And with that statement, I think we get more of the showrunner’s feelings on the subject than anything else. The show battles the notion that people are able to be confined to labels, that relationships are more complicated than just one word, and that identity is not built upon a single classification. And in so many ways I applaud that idea, because the world is nuanced and not made up of check boxes on a form. Yet there is a serious issue in my eyes in the way they sweep Piper’s bisexuality under the rug. Her drunken statement above, or her often confused back and forth over whether or not she is gay, is the embodiment of the struggle that many bisexual people go through in this world. The struggle to stand up and not wince when people ask, “So you’re a lesbian?” (as her parents and friends did) or to deal with women who will say that she is a “straight girl” who is just confused (like Alex does at the end of Season One), these are constant issues that bisexual folks face. They are labeled as confused straight people or people who cannot get off the fence and ‘make a decision’ about their sexuality. They are identified as one or the other, straight and confused or a gay and in denial, all the time. These are labels bisexual folks have to deal with all the time. Piper is stuck with them on the show constantly. So if she must deal with those labels, and the writers have no problem dropping them constantly, then what’s the problem with the label of bisexual?

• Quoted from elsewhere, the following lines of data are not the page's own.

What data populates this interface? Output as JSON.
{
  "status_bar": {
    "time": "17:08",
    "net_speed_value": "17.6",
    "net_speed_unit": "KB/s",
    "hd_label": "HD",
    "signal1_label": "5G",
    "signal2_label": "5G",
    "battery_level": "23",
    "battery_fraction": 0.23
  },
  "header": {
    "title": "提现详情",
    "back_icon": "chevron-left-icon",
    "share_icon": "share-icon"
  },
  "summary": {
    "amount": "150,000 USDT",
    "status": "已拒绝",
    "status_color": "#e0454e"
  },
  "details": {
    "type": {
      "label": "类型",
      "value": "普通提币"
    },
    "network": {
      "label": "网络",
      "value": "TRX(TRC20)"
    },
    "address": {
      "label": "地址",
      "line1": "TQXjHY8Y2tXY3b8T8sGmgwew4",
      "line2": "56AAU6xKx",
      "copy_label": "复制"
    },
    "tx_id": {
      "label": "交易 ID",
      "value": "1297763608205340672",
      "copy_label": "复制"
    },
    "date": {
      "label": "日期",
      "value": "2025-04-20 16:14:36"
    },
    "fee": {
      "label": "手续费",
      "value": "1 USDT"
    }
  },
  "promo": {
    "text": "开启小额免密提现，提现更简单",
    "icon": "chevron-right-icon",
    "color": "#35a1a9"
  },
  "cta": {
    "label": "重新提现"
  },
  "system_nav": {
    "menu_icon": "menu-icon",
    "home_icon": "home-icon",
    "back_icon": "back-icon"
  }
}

This mixed message of embracing the complexities of human sexuality while seeming almost ashamed of a term that accurately represents Piper’s situation seems curiously uncomfortable in a show that is so good at pushing boundaries. The often awkward conversations on the show between Piper and Larry about the Kinsey scale and being “turned gay” in prison are nothing next to the inability of the show to embrace an identity that is part of the LGBTQ spectrum, a title that is swept under the rug all the time and derided by many. If the show wants to be positive towards bisexuality, it would help if it didn’t seem to want to make the term disappear.

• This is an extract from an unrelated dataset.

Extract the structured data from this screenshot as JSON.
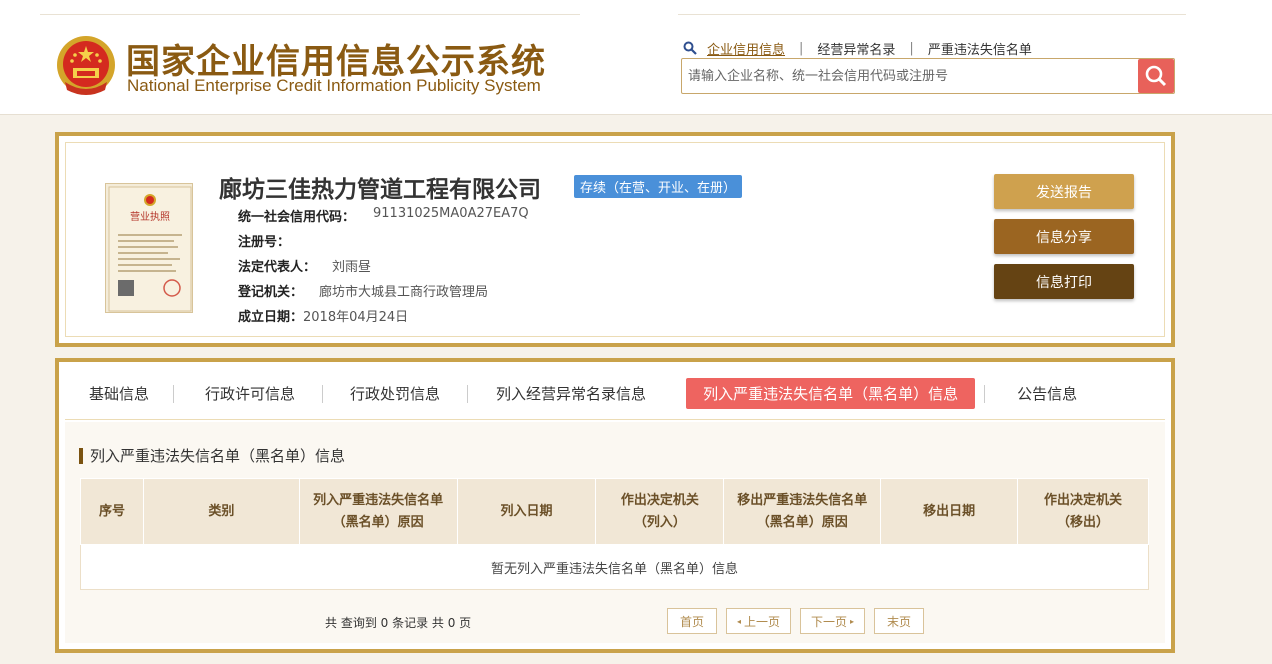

One must at least celebrate that Orange is the New Black is exploring this issue in the first place. For years, bisexual characters were relegated to innuendo or vague hand-waved relationship statuses on shows. I remember growing up realizing that Susan Ivanova on Babylon 5 was bisexual but being so disappointed at how behind-the-hand and indirect the show was about her attraction to the show’s resident telepath Talia Winters. I wanted to see more relationships with women explored by Jadzia Dax on Star Trek: Deep Space Nine and crowed when I started seeing more representation on the shows I loved. Now we have Delphine Cormier and her newly discovered attraction to Cosima on Orphan Black, the fantastic Captain Jack Harkness on Torchwood, Doctor Remy Hadley on House, Oberyn Martell on Game of Thrones and Bo the succubus on Lost Girl. Orange is the New Black is joining a long line of shows who are now including bisexual characters. It would however be nice to see, for all its exploration, a level of comfort with bisexuality as an identity label than what we’ve seen so far.

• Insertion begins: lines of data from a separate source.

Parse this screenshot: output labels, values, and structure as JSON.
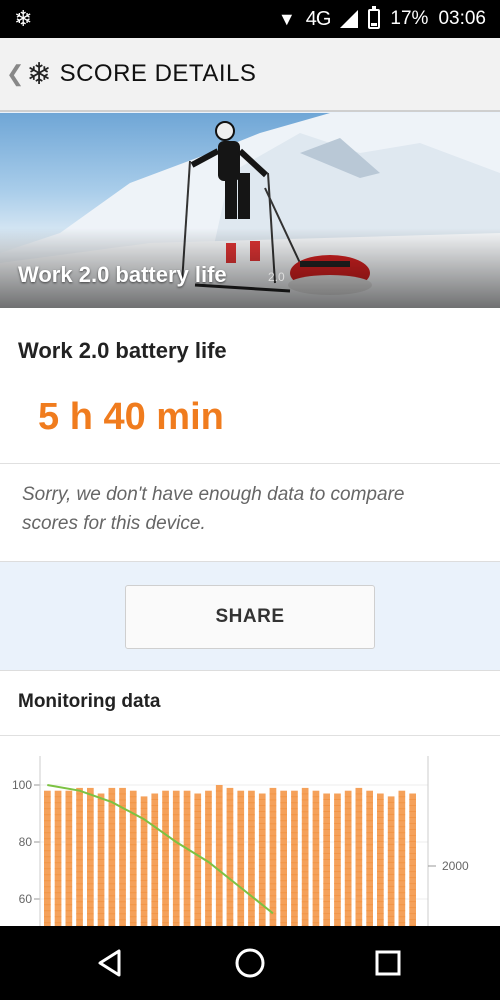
{
  "status_bar": {
    "network": "4G",
    "battery_percent": "17%",
    "battery_level": 0.17,
    "time": "03:06",
    "notification_icon": "snowflake-icon"
  },
  "app_bar": {
    "back_icon": "chevron-left-icon",
    "logo_icon": "snowflake-icon",
    "title": "SCORE DETAILS"
  },
  "hero": {
    "title": "Work 2.0 battery life",
    "version": "2.0"
  },
  "score": {
    "name": "Work 2.0 battery life",
    "value": "5 h 40 min",
    "note": "Sorry, we don't have enough data to compare scores for this device.",
    "value_color": "#f07c1e"
  },
  "share": {
    "label": "SHARE"
  },
  "monitoring": {
    "title": "Monitoring data"
  },
  "chart_data": {
    "type": "bar",
    "left_axis": {
      "ticks": [
        "100",
        "80",
        "60"
      ],
      "tick_values": [
        100,
        80,
        60
      ]
    },
    "right_axis": {
      "ticks": [
        "2000"
      ],
      "tick_values": [
        2000
      ]
    },
    "ylim_left": [
      50,
      102
    ],
    "bar_values": [
      98,
      98,
      98,
      99,
      99,
      97,
      99,
      99,
      98,
      96,
      97,
      98,
      98,
      98,
      97,
      98,
      100,
      99,
      98,
      98,
      97,
      99,
      98,
      98,
      99,
      98,
      97,
      97,
      98,
      99,
      98,
      97,
      96,
      98,
      97
    ],
    "battery_line": {
      "x": [
        0,
        3,
        6,
        9,
        12,
        15,
        18,
        21
      ],
      "y": [
        100,
        98,
        94,
        88,
        80,
        73,
        64,
        55
      ]
    },
    "bar_color": "#f5a15a",
    "line_color": "#7cc242"
  },
  "nav_bar": {
    "back_icon": "triangle-back-icon",
    "home_icon": "circle-home-icon",
    "recent_icon": "square-recents-icon"
  }
}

Maybe the idea of Orange is the New Black is to tell us to throw off labels, to ignore classifications, and to embrace the nuanced nature of each person we meet. Yet when bisexuality and the term has been much maligned, white washed, hidden and ignored in the media for years, I’d get behind the show a little more solidly if it didn’t seem so concerned with labeling Piper anything but. Because right now, for all its positive and progressive representation, I will say I’m feeling a serious lack of actual representation here.
(Though I’ll be very honest: I don’t even think if they fixed this that I’d ever like Piper. That would take a miracle.)
Postscript: Included below is a gallery of some of those characters I mentioned above that have explored bisexuality as part of their character portrayal on their shows. This is in no way a complete list of bisexual characters on television, just a few of my favorites. A lot of them, you might notice are from scifi/fantasy shows. That’s because that’s a lot of what I watch. Feel free to comment on some of your favorite representations as well, I’m always interested in hearing about others.